Between 1947 and 1969, 559 private banks in India failed, with numerous people losing their life’s savings. “A total of 736 private banks failed, amalgamated, ceased to function or transferred their liabilities and assets, or went into liquidation between 1948 and 1968,” says Thomas Franco, General Secretary of the All India Bank Officers’ Confederation (AIBOC).
It was only after the nationalisation of the biggest banks in India in 1969 that the banking system attained stability.
“Those were all in the past. Now the private sector has become bigger and better,” say some advocates of bank privatisation. If that is the case, could we expect that private banks no longer fail?
It turns out that even after bank nationalisation and with more stringent regulation of the banking system by the Reserve Bank of India, private banks in India continue to fail.
From 1969 onwards, 36 private banks have been put under moratorium in public interest, due to mismanagement and have gone out of existence. Several of them were merged with healthy PSBs, such as the high-profile case of the Global Trust Bank which was merged with the Oriental Bank of Commerce in 2004.
See the full list below:
“If private banks are really efficient, why were these banks merged with others? Most of these banks were merged with public sector banks. PSBs have become the Neelkanda Mahadev to swallow the poison of failure of many private banks,” Franco said over e-mail. ”It is funny that Assocham is asking PSBs to be privatised now. We understand their greed, but they cannot claim that private banks are more efficient.”
“With respect to the alarming rise of bad loans in banks, who are the delinquents and who are the defaulters? Aren't all of them private companies, industrialists and corporate houses? Twelve cases of NPAs have been referred to NCLT for insolvency and bankruptcy proceedings involving Rs. 253,000 crores.

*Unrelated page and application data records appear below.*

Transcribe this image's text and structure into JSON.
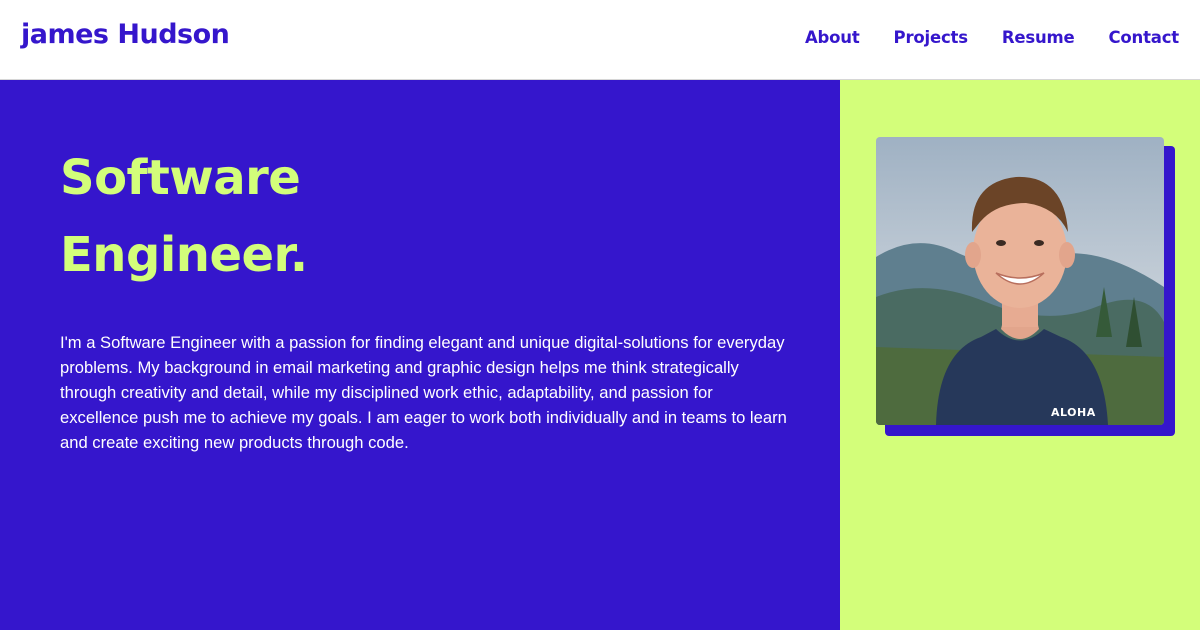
{
  "header": {
    "logo": "james Hudson",
    "nav": [
      {
        "label": "About"
      },
      {
        "label": "Projects"
      },
      {
        "label": "Resume"
      },
      {
        "label": "Contact"
      }
    ]
  },
  "hero": {
    "headline_line1": "Software",
    "headline_line2": "Engineer.",
    "bio": "I'm a Software Engineer with a passion for finding elegant and unique digital-solutions for everyday problems. My background in email marketing and graphic design helps me think strategically through creativity and detail, while my disciplined work ethic, adaptability, and passion for excellence push me to achieve my goals. I am eager to work both individually and in teams to learn and create exciting new products through code."
  },
  "profile_photo": {
    "shirt_text": "ALOHA"
  },
  "colors": {
    "brand_blue": "#3516cc",
    "accent_lime": "#d3fe7a",
    "text_white": "#ffffff"
  }
}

Who are they? Aren't all of them top private corporate borrowers? Why they did not repay the loans? Is it their efficiency? Should banks be privatized and handed over to these people?”
“In the PNB fraud, no doubt there is an unpardonable sin on the part of those officials who went out of their way to favour Nirav Modi. But who tempted them and influenced them? Is it not private corporate giant Nirav Modi? Take any major fraud in our country, and one will see the hand of private corporates in it.”
“Let them not forget that bulk of the loans given by public sector banks are to private corporate houses. If public sector banks are not efficient, why do they avail these loans from PSBs and why have they not taken such loans from private banks?” Franco asked.
Unsurprisingly, the depositors in India have kept their faith with public sector banks. Viral Acharya, Deputy Governor of RBI and an advocate of PSB privatisation, admitted this when he said, “Indian private banking hasn’t raised its market share beyond 25 per cent. In fact, it shrunk after the 2007–08 crisis because the depositors, especially the corporates, flew back to State Bank of India and other public sector banks.”
The experience of the United States, where private banks rule the roost, is a pointer to what could happen to the stability of the banking system if Indian PSBs are privatised.
Since October 2000, 555 private banks have failed in the US.
The problem of PSBs lending huge sums of money to the likes of Nirav Modi illegally and without due diligence cannot be solved by handing over PSBs to the likes of Nirav Modi.
Most certainly, the hard-earned money of the common people of India would be considerably less safe in the hands of private banks.